FAIRFIELD — The Fairfield Community School District has agreed to officially sanction middle school baseball and softball as school-sponsored activities. But with the uncertainty surrounding the outbreak of the coronavirus, the district’s young ballplayers might have to wait until next year to hear the umpire yell, “play ball!”
Fairfield Activities Director Jeff Coutright said the middle school baseball and softball seasons are scheduled to begin at the end of May, after the conclusion of middle school track season. The baseball and softball seasons were to last through the beginning of July, but now it’s unclear if it will start on time or at all. Iowa Gov. Kim Reynolds suspended athletic events until April 14, and recommended that all schools remain closed until that time.
Eliminating the seventh-grade ‘gap’
Until this year, middle school students in the district who wished to play softball or baseball had to join a private, traveling team from the area. Eighth-graders had the option of trying out for the high school team, since baseball and softball are the only two sports that allow eighth-graders to play with high-schoolers. Seventh-graders were caught in a sort of no man’s land because they were too old to play in Little League, but too young to play for the high school teams. Courtright said one of the reasons the district has made middle school baseball and softball school sports is to eliminate that gap.
For many years, middle school students who wished to play ball could join a team on the Babe Ruth League for early teenagers. At one point, the league had eight teams in Fairfield alone. Over time, participation numbers dwindled and the league ultimately folded. It sold its diamond near the Jefferson County Fairgrounds to the Jefferson County Fair Board.
Courtright said that middle school baseball was not recognized as a state-sanctioned sport until this year. Softball, on the other hand, has been a state-sanctioned sport, but Fairfield has not fielded a team.
“The only school in our conference with middle school softball is Washington,” Courtright said. “A lot of middle school leagues originated in small towns” because they could only field one team, so they played against neighboring towns. Cities like Fairfield were able to support multiple teams that could play each other without having to travel, and thus had no need to be school-sanctioned.
Courtright said the district took a survey of seventh-graders to see how many were interested in playing either baseball or softball. The survey revealed that one in every three boys and one in every four girls expressed an interest in playing America’s pastime.
“We’re hoping kids will take advantage of this opportunity,” Courtright said. “It’ll be hard to know how many will join until the first day of practice, but I think the kids will be hungry for this kind of thing.”
Practice, games at O.B. Nelson
Since the high school teams will use the baseball and softball fields south of the middle school, the middle school teams needed diamonds of their own to practice on and perhaps play their games. District representatives met with Fairfield Park & Recreation Department to see if the school could use the diamonds at O.B. Nelson Park, and the city agreed. O.B. Nelson, on the south side of Fairfield, has one softball field, one baseball field, and a third field used for practice but not games.
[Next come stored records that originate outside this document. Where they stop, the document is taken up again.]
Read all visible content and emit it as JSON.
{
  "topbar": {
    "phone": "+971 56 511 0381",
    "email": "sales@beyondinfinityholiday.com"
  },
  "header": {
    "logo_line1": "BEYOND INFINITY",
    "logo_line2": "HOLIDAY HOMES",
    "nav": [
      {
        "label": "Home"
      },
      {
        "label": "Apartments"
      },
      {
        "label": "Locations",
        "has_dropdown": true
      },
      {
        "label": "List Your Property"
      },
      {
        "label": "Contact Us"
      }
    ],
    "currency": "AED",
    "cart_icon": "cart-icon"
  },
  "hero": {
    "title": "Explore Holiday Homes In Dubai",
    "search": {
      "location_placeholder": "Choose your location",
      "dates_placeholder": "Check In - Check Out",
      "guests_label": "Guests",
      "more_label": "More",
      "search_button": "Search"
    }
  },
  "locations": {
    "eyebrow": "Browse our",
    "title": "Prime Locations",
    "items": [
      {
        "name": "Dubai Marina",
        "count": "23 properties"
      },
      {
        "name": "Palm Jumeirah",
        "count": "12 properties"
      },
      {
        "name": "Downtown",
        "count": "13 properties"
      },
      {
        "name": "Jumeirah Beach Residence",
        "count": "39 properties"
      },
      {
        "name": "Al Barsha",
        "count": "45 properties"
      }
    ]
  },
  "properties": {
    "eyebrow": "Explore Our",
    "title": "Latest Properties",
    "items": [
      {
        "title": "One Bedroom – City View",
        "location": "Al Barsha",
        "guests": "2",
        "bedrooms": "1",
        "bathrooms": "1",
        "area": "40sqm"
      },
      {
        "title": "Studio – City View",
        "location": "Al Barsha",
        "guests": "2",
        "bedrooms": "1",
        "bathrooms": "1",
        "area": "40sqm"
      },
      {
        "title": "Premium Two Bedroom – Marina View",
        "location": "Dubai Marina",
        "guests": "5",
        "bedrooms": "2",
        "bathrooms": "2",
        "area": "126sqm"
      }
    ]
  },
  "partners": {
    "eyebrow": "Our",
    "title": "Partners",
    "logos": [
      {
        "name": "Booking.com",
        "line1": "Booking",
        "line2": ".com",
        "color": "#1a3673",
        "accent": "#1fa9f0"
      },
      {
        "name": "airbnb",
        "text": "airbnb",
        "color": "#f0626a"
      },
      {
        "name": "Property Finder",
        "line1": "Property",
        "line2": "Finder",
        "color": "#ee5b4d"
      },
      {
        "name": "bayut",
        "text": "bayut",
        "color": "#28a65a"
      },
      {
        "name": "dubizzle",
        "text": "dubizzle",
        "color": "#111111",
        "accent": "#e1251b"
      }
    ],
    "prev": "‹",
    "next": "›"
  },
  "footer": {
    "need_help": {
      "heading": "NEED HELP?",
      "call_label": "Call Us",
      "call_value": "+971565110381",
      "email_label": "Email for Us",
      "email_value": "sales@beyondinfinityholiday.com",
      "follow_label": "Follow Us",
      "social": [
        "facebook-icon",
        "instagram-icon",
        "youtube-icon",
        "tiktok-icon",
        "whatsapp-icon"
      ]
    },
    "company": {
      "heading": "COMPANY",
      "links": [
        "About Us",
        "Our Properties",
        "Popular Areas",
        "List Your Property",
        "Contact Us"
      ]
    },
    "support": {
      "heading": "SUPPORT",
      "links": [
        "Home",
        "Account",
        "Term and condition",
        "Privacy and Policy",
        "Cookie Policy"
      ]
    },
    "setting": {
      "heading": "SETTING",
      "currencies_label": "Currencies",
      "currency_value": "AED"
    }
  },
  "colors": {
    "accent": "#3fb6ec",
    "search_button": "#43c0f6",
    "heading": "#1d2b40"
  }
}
Courtright said the general public will still be able to use the fields more or less like it always has, with a few exceptions. School dismisses at 3:30 p.m., and the students would use the fields shortly after that. Courtright said the current schedule calls for 10 doubleheader events during the season, about two per week. Some of those will be home games and the others away. Furthermore, not all of them will be played at O.B. Nelson Park.
In fact, Courtright envisions that the middle school ballplayers will mainly use the fields at O.B. Nelson for practice, but otherwise play their games at the fields directly south of the middle school where the high school plays. If the high school teams are using those fields, then the fields at O.B. Nelson could be used for games.
Fairfield Park and Rec Director Calvin Todd said he doesn’t think the middle school’s use of the fields will affect the general public much, either.
“We have some adult slow pitch leagues that use those fields, but the middle schoolers won’t be going late into the evening,” he said. “Once the students are done, [the slow pitch leagues] will be able to play after them. If the school is hosting a game, we might have to move league to another night. This will not be a problem for our current programming.”
In addition to slow-pitch leagues, youth baseball and softball leagues practice at O.B. Nelson.
Calvin said the school is not paying the city anything to use the fields because they are a public service. Any member of the public can use them for free.